GRAND RAPIDS, Mich. (WOOD) — A heat wave is typically known as “three or more days in a row at or above 90 degrees,” but does that hold true for different parts of the nation? That is the basis of this week’s Ask Ellen.

Occasionally, the way weather is defined changes with time. For example, the threshold for a severe thunderstorm was increased from 0.75 inches of hail to 1 inch of hail several years ago.

The definition of heat wave has also experienced some alterations with time to make it more appropriate for each geographical location.

In the American Meteorological Society glossary, a heat wave is a “spell of three or more days on each of which the maximum shade temperature reaches or exceeds 90 (degrees).”

In Grand Rapids, a string of three days in the 90s is fairly rare: Records dating back to the late 1800s show that these were most common in July, with a 40% chance.

In most months, like May, three-day strings of 90s are less frequent: Less than 5% of the years had one.

Compare that to Phoenix, Arizona, where a 90-degree day is not rare. In the desert Southwest, the dry, hot conditions frequently launch highs into the 90s — if not the 100s. According to data that goes back to the 1930s, Phoenix has not gone a summer without a string of three 90s.

In the southeastern United States, increased humidity can make it harder for the thermometer to climb as high as it does in the desert Southwest.

Still, in many spots, 90s are frequent. The increased humidity usually creates difficult days with heat index readings in the 100s. A three-day stretch of 90s in Miami, Florida is historically most frequent in July and August.

Because of the vastness of the United States, the term “heat wave” has often become fairly subjective.
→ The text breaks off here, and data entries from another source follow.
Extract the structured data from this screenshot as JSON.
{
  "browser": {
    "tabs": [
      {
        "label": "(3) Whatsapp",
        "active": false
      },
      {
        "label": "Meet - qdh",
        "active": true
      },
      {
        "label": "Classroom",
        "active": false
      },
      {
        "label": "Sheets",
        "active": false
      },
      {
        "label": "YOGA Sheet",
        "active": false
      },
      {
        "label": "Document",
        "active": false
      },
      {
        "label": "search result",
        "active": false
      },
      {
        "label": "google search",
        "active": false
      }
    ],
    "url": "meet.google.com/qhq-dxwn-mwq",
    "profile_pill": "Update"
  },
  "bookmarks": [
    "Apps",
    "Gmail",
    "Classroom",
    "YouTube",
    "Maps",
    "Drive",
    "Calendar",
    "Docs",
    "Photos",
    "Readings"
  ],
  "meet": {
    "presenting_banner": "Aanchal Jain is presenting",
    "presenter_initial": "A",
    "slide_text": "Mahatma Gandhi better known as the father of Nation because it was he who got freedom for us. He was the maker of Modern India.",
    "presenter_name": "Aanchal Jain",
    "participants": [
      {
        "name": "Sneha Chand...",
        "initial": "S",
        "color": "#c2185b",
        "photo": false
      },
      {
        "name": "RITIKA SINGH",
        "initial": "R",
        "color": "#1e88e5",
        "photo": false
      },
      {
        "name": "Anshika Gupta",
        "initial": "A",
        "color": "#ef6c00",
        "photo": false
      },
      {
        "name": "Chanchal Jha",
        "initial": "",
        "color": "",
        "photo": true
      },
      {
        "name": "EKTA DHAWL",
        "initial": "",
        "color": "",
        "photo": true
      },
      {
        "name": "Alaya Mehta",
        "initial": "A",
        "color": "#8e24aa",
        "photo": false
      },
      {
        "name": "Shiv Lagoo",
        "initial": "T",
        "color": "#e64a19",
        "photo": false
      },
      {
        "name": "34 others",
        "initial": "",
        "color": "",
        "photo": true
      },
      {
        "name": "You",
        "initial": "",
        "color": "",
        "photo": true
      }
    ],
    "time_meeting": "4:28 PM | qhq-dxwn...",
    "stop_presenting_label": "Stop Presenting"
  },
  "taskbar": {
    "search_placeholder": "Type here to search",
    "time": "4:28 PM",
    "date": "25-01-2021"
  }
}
Local meteorologists define it as a stretch of weather that is unusually hot or unusually prolonged for an area.

For Grand Rapids and the rest of West Michigan, using a threshold of three or more consecutive 90-degree days is appropriate, since these are relatively rare.

The southwest United States is more likely to brand a span of weather as a heat wave if temperatures are consistently soaring into the 100s for a few days in a row. Places in the nation like the Corn Belt, Deep South and Southeast will likely claim a heat wave if the heat index numbers land in the 100s over a consistent stretch, especially if difficult overnight low temperatures are involved.